        Barack Obama has earned himself a place in history for presiding over one of America’s most scandal-ridden presidencies — certainly the most scandal-ridden since Richard Nixon’s Watergate debacle. There are so many that it would be difficult for the media, even if most members of the mainstream media weren’t President Obama’s lap dogs, to give any single one major coverage.

  • The PATH Act: Protecting homeowners and taxpayers in Virginia’s Fifth District

    By Congressman Robert Hurt

    Since the start of the 113th Congress, we in the House of Representatives have remained committed to advancing pro-growth policies that will promote economic recovery, encourage job creation, and lower taxes. It is my responsibility as your representative in Washington to do everything I can to make it easier for our small businesses, farmers, and individuals and families to succeed.

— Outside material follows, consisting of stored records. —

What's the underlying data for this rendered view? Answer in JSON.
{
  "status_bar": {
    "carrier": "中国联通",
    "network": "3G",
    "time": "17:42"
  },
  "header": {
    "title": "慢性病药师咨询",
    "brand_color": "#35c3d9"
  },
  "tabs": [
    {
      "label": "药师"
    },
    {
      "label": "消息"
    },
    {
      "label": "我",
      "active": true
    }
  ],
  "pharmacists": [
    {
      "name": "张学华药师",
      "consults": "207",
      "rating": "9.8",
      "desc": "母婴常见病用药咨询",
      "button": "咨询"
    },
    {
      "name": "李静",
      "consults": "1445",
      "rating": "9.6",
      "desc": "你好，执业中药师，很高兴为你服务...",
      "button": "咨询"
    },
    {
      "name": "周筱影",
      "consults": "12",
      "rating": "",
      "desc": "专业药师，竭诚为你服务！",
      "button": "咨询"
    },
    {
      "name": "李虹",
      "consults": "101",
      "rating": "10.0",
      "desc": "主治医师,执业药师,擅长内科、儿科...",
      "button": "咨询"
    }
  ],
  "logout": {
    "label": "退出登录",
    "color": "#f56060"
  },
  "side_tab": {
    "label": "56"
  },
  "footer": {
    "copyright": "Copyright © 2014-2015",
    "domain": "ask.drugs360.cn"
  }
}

  • Immigration reform is about getting it right

    Right now Congress is engaged in a serious debate on immigration reform. In the House of Representatives, we are taking a step-by-step approach to methodically review each component of immigration reform in detail. While the Senate has produced their own bill, I believe it is fundamentally flawed and unworkable because it repeats the mistakes of the past and does not guarantee the enforcement of our immigration laws.

     

  • Veterans aid and attendance benefits

    By Bob Kibler

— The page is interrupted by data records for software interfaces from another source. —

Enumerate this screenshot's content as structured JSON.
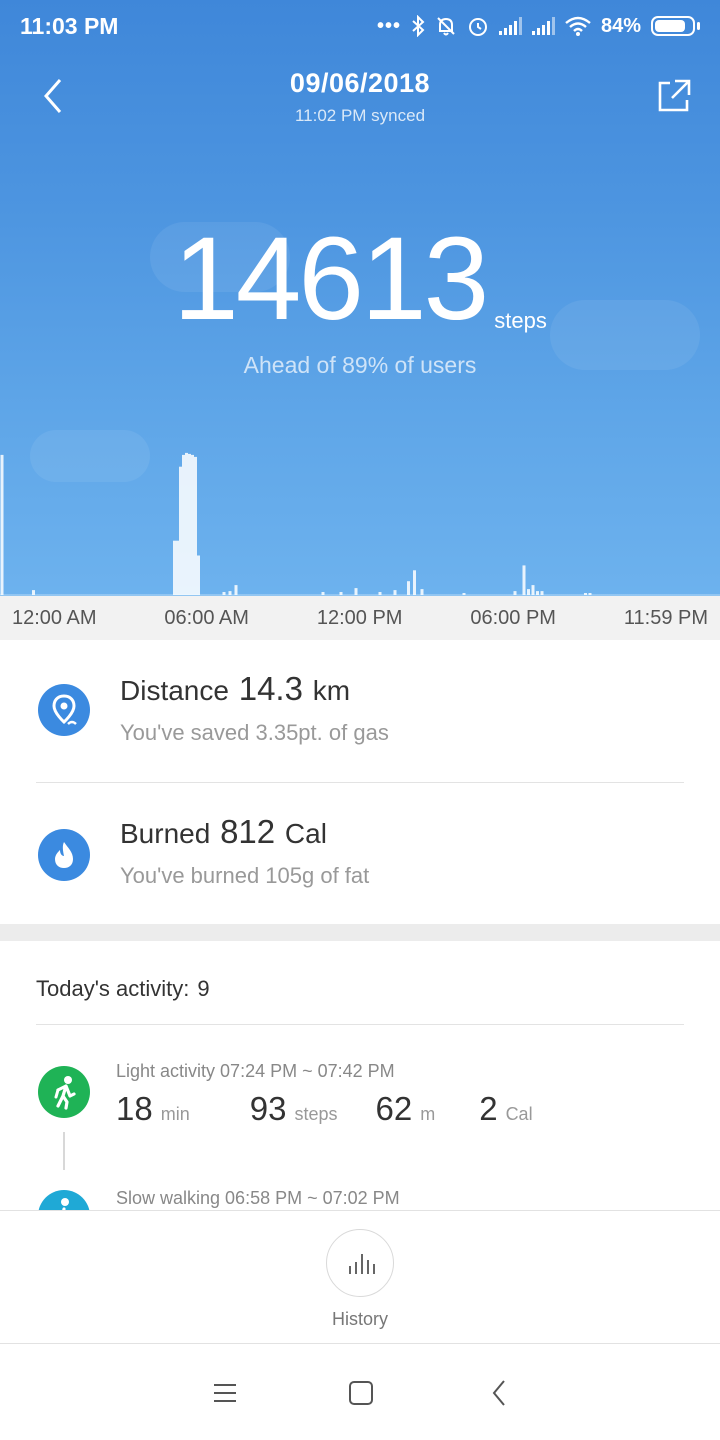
{
  "status_bar": {
    "time": "11:03 PM",
    "icons": [
      "more-dots-icon",
      "bluetooth-icon",
      "mute-bell-icon",
      "alarm-icon",
      "signal-icon",
      "signal-icon",
      "wifi-icon"
    ],
    "battery_percent": "84%",
    "battery_level": 0.84
  },
  "header": {
    "date": "09/06/2018",
    "sync_status": "11:02 PM synced",
    "back_icon": "chevron-left-icon",
    "share_icon": "share-icon"
  },
  "steps": {
    "count": "14613",
    "unit": "steps",
    "ranking": "Ahead of 89% of users"
  },
  "chart_data": {
    "type": "bar",
    "description_unit": "steps per interval",
    "x_range": [
      "12:00 AM",
      "11:59 PM"
    ],
    "tick_labels": [
      "12:00 AM",
      "06:00 AM",
      "12:00 PM",
      "06:00 PM",
      "11:59 PM"
    ],
    "bars": [
      {
        "t": 0.0,
        "v": 142
      },
      {
        "t": 1.05,
        "v": 5
      },
      {
        "t": 5.75,
        "v": 55
      },
      {
        "t": 5.85,
        "v": 55
      },
      {
        "t": 5.95,
        "v": 130
      },
      {
        "t": 6.05,
        "v": 142
      },
      {
        "t": 6.15,
        "v": 144
      },
      {
        "t": 6.25,
        "v": 143
      },
      {
        "t": 6.35,
        "v": 142
      },
      {
        "t": 6.45,
        "v": 140
      },
      {
        "t": 6.55,
        "v": 40
      },
      {
        "t": 7.4,
        "v": 3
      },
      {
        "t": 7.6,
        "v": 4
      },
      {
        "t": 7.8,
        "v": 10
      },
      {
        "t": 10.7,
        "v": 3
      },
      {
        "t": 11.3,
        "v": 3
      },
      {
        "t": 11.8,
        "v": 7
      },
      {
        "t": 12.6,
        "v": 3
      },
      {
        "t": 13.1,
        "v": 5
      },
      {
        "t": 13.55,
        "v": 14
      },
      {
        "t": 13.75,
        "v": 25
      },
      {
        "t": 14.0,
        "v": 6
      },
      {
        "t": 15.4,
        "v": 2
      },
      {
        "t": 17.1,
        "v": 4
      },
      {
        "t": 17.4,
        "v": 30
      },
      {
        "t": 17.55,
        "v": 6
      },
      {
        "t": 17.7,
        "v": 10
      },
      {
        "t": 17.85,
        "v": 4
      },
      {
        "t": 18.0,
        "v": 4
      },
      {
        "t": 19.45,
        "v": 2
      },
      {
        "t": 19.6,
        "v": 2
      }
    ]
  },
  "distance": {
    "label": "Distance",
    "value": "14.3",
    "unit": "km",
    "note": "You've saved 3.35pt. of gas",
    "icon": "location-pin-icon"
  },
  "calories": {
    "label": "Burned",
    "value": "812",
    "unit": "Cal",
    "note": "You've burned 105g of fat",
    "icon": "flame-icon"
  },
  "activity": {
    "heading": "Today's activity:",
    "count": "9",
    "items": [
      {
        "title": "Light activity 07:24 PM ~ 07:42 PM",
        "icon": "walking-person-icon",
        "color": "#1fb356",
        "duration": "18",
        "duration_unit": "min",
        "steps": "93",
        "steps_unit": "steps",
        "distance": "62",
        "distance_unit": "m",
        "cal": "2",
        "cal_unit": "Cal"
      },
      {
        "title": "Slow walking 06:58 PM ~ 07:02 PM",
        "icon": "walking-person-icon",
        "color": "#1fa9d6"
      }
    ]
  },
  "history": {
    "label": "History",
    "icon": "bar-chart-icon"
  },
  "system_nav": {
    "menu_icon": "menu-icon",
    "home_icon": "home-square-icon",
    "back_icon": "back-triangle-icon"
  }
}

        Veterans and survivors who are eligible for a VA pension and require the aid and attendance of another person, or are housebound, may be eligible for additional monetary payment. These benefits are paid in addition to monthly pension, and they are not paid without eligibility to Pension.

  • Oh, how the meaning has changed!

        “Eternal vigilance is the price of liberty.”
        When in Washington, D.C. recently, I saw those words on a statue which stands outside of the National Archives.
        My wife, upon reading the phrase, commented, “Boy, has the meaning of THAT changed.”
        Indeed it has.
        There exists some confusion regarding who it was who made that quote in the first place.  Some say it was Thomas Jefferson.  Others insist it was Wendell Phillips.

  • Some GOP donors reject Cuccinelli

    Attorney General Ken Cuccinelli’s problematic campaign for governor is running into some opposition even within his own party, as he attempts to parlay his extremist record into the Governor’s Mansion.
        Virginia Republicans, like many state parties around the nation, have succumbed to the passions of the far-right “tea party” types, and they are the ones who engineered Cuccinelli’s nomination at a sparsely-attended convention.